(Dataset rows for apps and sites)
_____

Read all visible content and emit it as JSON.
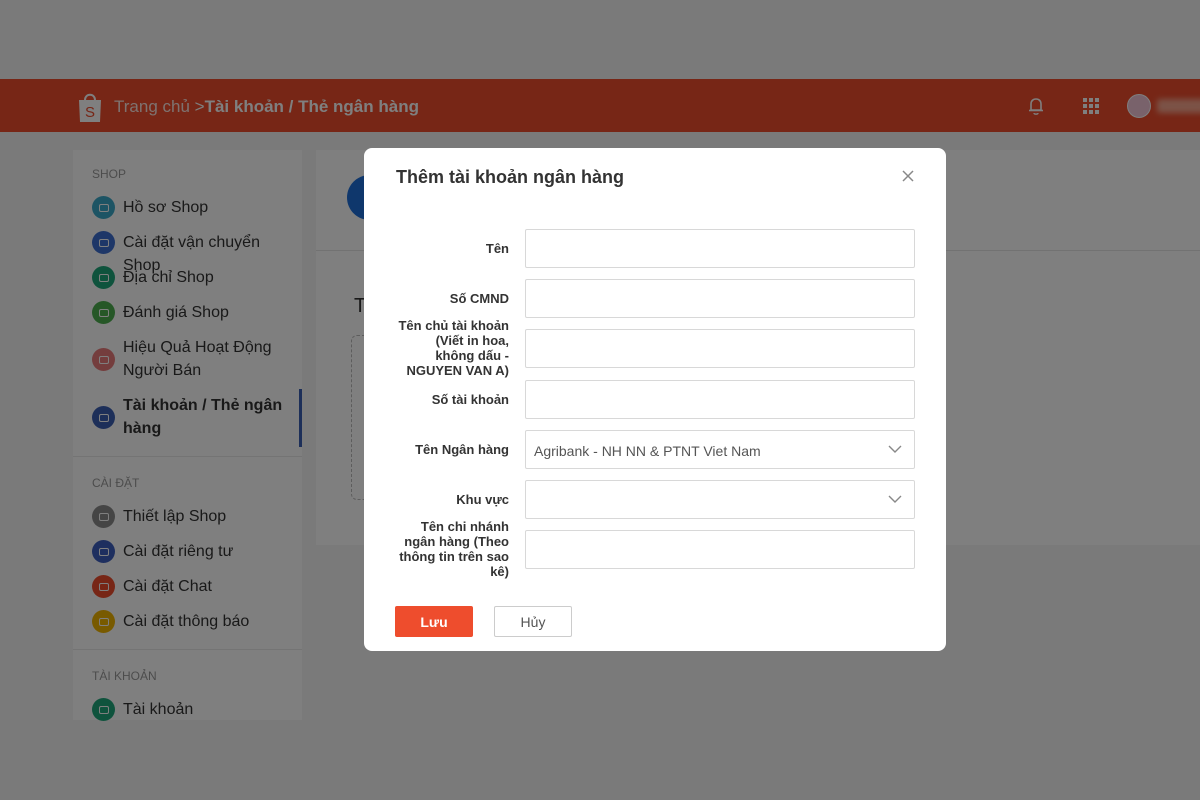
{
  "header": {
    "breadcrumb_home": "Trang chủ",
    "breadcrumb_separator": " >",
    "breadcrumb_current": "Tài khoản / Thẻ ngân hàng",
    "brand_color": "#ee4d2d",
    "icons": [
      "shop-bag-icon",
      "bell-icon",
      "apps-grid-icon",
      "user-avatar"
    ]
  },
  "sidebar": {
    "sections": [
      {
        "title": "SHOP"
      },
      {
        "title": "CÀI ĐẶT"
      },
      {
        "title": "TÀI KHOẢN"
      }
    ],
    "items": [
      {
        "label": "Hồ sơ Shop",
        "icon": "profile-icon",
        "color": "#3aa9c9"
      },
      {
        "label": "Cài đặt vận chuyển Shop",
        "icon": "truck-icon",
        "color": "#3d6fd1"
      },
      {
        "label": "Địa chỉ Shop",
        "icon": "location-pin-icon",
        "color": "#1fa67a"
      },
      {
        "label": "Đánh giá Shop",
        "icon": "star-icon",
        "color": "#4cae4f"
      },
      {
        "label": "Hiệu Quả Hoạt Động Người Bán",
        "icon": "chart-icon",
        "color": "#e87b7b"
      },
      {
        "label": "Tài khoản / Thẻ ngân hàng",
        "icon": "bank-card-icon",
        "color": "#3b5fb3",
        "active": true
      },
      {
        "label": "Thiết lập Shop",
        "icon": "gear-icon",
        "color": "#8a8a8a"
      },
      {
        "label": "Cài đặt riêng tư",
        "icon": "lock-icon",
        "color": "#3d5fbf"
      },
      {
        "label": "Cài đặt Chat",
        "icon": "chat-icon",
        "color": "#ee4d2d"
      },
      {
        "label": "Cài đặt thông báo",
        "icon": "notification-icon",
        "color": "#f0b400"
      },
      {
        "label": "Tài khoản",
        "icon": "account-icon",
        "color": "#1fa67a"
      }
    ]
  },
  "content": {
    "heading_initial": "T"
  },
  "modal": {
    "title": "Thêm tài khoản ngân hàng",
    "close_icon": "close-icon",
    "fields": [
      {
        "label": "Tên",
        "value": "",
        "type": "text"
      },
      {
        "label": "Số CMND",
        "value": "",
        "type": "text"
      },
      {
        "label": "Tên chủ tài khoản (Viết in hoa, không dấu - NGUYEN VAN A)",
        "value": "",
        "type": "text"
      },
      {
        "label": "Số tài khoản",
        "value": "",
        "type": "text"
      },
      {
        "label": "Tên Ngân hàng",
        "value": "Agribank - NH NN & PTNT Viet Nam",
        "type": "select"
      },
      {
        "label": "Khu vực",
        "value": "",
        "type": "select"
      },
      {
        "label": "Tên chi nhánh ngân hàng (Theo thông tin trên sao kê)",
        "value": "",
        "type": "text"
      }
    ],
    "save_label": "Lưu",
    "cancel_label": "Hủy"
  }
}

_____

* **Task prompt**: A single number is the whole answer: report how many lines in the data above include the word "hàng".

* **Result for this exercise**: 5